So he’s as right for Folger Theatre (Posner’s classily cerebral “Measure for Measure”) as he is in modern ensembles, whether playing a lovelorn 1950s bachelor (Woolly’s “Starving”) or an overindulged yuppie (Theater of the First Amendment’s “24, 7, 365.”) His ability to to behave as convincingly in a doublet as in a seersucker suit is a major reason a chorus of Washington casting people seem to say, in Wallace we trust.
STEPHEN GREGORY SMITH
Don’t let his sweet expression fool you. Smith can commit serious mischief on a stage — and one can only hope that Washington theatergoers get to focus more regularly on that dark side.
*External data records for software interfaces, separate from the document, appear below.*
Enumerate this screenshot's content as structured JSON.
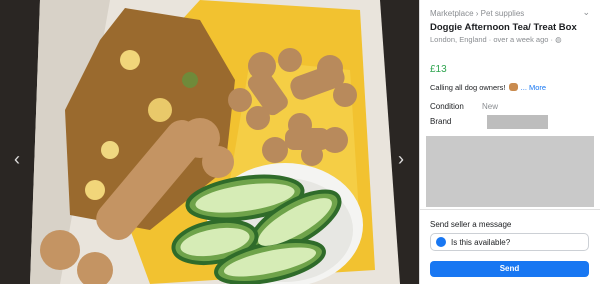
{
  "listing": {
    "breadcrumb": "Marketplace › Pet supplies",
    "title": "Doggie Afternoon Tea/ Treat Box",
    "location": "London, England · over a week ago ·",
    "price": "£13",
    "description": "Calling all dog owners!",
    "more_label": "... More",
    "condition_label": "Condition",
    "condition_value": "New",
    "brand_label": "Brand"
  },
  "message": {
    "section_label": "Send seller a message",
    "placeholder_text": "Is this available?",
    "send_label": "Send"
  },
  "icons": {
    "prev": "chevron-left-icon",
    "next": "chevron-right-icon",
    "collapse": "chevron-down-icon",
    "messenger": "messenger-icon",
    "globe": "globe-icon"
  },
  "colors": {
    "price": "#2ea44f",
    "accent": "#1877f2"
  }
}
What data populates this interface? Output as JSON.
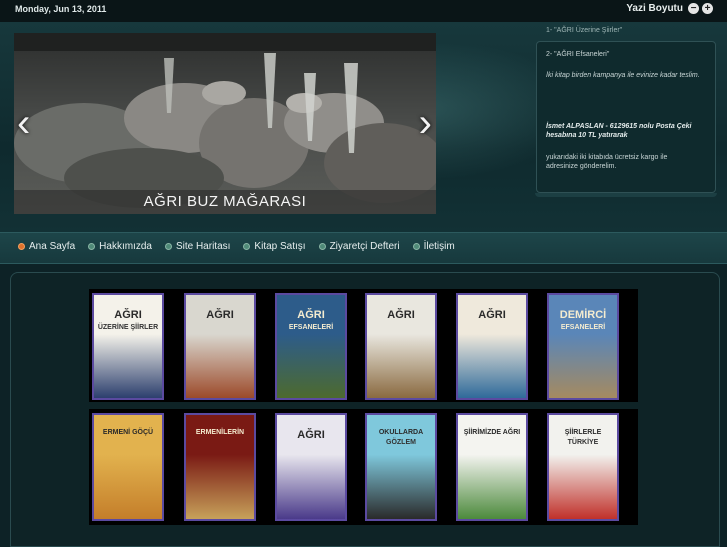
{
  "topbar": {
    "date": "Monday, Jun 13, 2011",
    "font_size_label": "Yazi Boyutu",
    "decrease_icon": "minus",
    "increase_icon": "plus"
  },
  "slider": {
    "caption": "AĞRI BUZ MAĞARASI",
    "prev_icon": "chevron-left-icon",
    "next_icon": "chevron-right-icon"
  },
  "sidebar": {
    "cut_line": "1- \"AĞRI Üzerine Şiirler\"",
    "item2": "2- \"AĞRI Efsaneleri\"",
    "campaign": "İki kitap birden kampanya ile evinize kadar teslim.",
    "account": "İsmet ALPASLAN - 6129615 nolu Posta Çeki hesabına 10 TL yatırarak",
    "shipping": "yukarıdaki iki kitabıda ücretsiz kargo ile adresinize gönderelim."
  },
  "nav": [
    {
      "label": "Ana Sayfa",
      "active": true
    },
    {
      "label": "Hakkımızda",
      "active": false
    },
    {
      "label": "Site Haritası",
      "active": false
    },
    {
      "label": "Kitap Satışı",
      "active": false
    },
    {
      "label": "Ziyaretçi Defteri",
      "active": false
    },
    {
      "label": "İletişim",
      "active": false
    }
  ],
  "books": {
    "row1": [
      {
        "title": "AĞRI",
        "subtitle": "ÜZERİNE ŞİİRLER",
        "colors": [
          "#f4f2ea",
          "#2c3f6e"
        ]
      },
      {
        "title": "AĞRI",
        "subtitle": "",
        "colors": [
          "#d9d7cf",
          "#9c4a2a"
        ]
      },
      {
        "title": "AĞRI",
        "subtitle": "EFSANELERİ",
        "colors": [
          "#2d5c8a",
          "#4d6a2e"
        ]
      },
      {
        "title": "AĞRI",
        "subtitle": "",
        "colors": [
          "#e9e7df",
          "#8a6a40"
        ]
      },
      {
        "title": "AĞRI",
        "subtitle": "",
        "colors": [
          "#efe9dc",
          "#2f6a9a"
        ]
      },
      {
        "title": "DEMİRCİ",
        "subtitle": "EFSANELERİ",
        "colors": [
          "#5a86b8",
          "#a58a60"
        ]
      }
    ],
    "row2": [
      {
        "title": "ERMENİ GÖÇÜ",
        "subtitle": "",
        "colors": [
          "#e2b24e",
          "#c47e2a"
        ]
      },
      {
        "title": "ERMENİLERİN",
        "subtitle": "",
        "colors": [
          "#7a1a14",
          "#c7a15a"
        ]
      },
      {
        "title": "AĞRI",
        "subtitle": "",
        "colors": [
          "#e8e6ee",
          "#4a3a8a"
        ]
      },
      {
        "title": "OKULLARDA",
        "subtitle": "GÖZLEM",
        "colors": [
          "#7fc8dc",
          "#2a2a2a"
        ]
      },
      {
        "title": "ŞİİRİMİZDE AĞRI",
        "subtitle": "",
        "colors": [
          "#f4f4f0",
          "#4c8a3c"
        ]
      },
      {
        "title": "ŞİİRLERLE",
        "subtitle": "TÜRKİYE",
        "colors": [
          "#f2f2ee",
          "#c0302a"
        ]
      }
    ]
  }
}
His home base is Signature, where his skills as a utility player have revealed a true team spirit. In one musical, he is cast in the starring role (Signature’s “The Boy Detective Fails”); in another he takes a featured part (Ford’s Theatre’s “Meet John Doe”). And then, he may just turn up next in the ensemble (Signature’s “The Best Little Whorehouse in Texas”).
That’s dedication for you. And when the role’s a bit tangier, a little more twisted, some other facet of Smith’s ability is laid bare. In Studio’s musical descent into nihilistic expressionism with “The Adding Machine,” Smith portrayed a shrill psycho by the name of Shrdlu. The psychic torment that spilled out of him in song was strangely beautiful — a pain that anyone appreciative of an actor’s striving for excellence is only too glad to bear.
From the beginning of his excellent acting adventure seven years ago, playing a servant in “Medea” at Washington Shakespeare Company (now called WSC Avant Bard), Strain has demonstrated a refined intelligence and a preternatural maturity, attributes that stamped him as forever watchable. Time and a nonstop theater career, onstage and in a director’s chair, have only confirmed that early impression.
He can embody innocence, as he did so touchingly as a young man unsullied by the brutality of the Arab-Israeli conflict in Theater J’s “Pangs of the Messiah.” But he’s gravitated to roles of more complexly rendered thinkers for some of his most memorable work: the 17th century Portuguese Jewish philosopher Baruch de Spinoza in “New Jerusalem,” also at Theater J; a monstrously rational Caligula in Albert Camus’ play of that title at Washington Shakespeare. In Strain’s performances, wise can come across as downright sexy.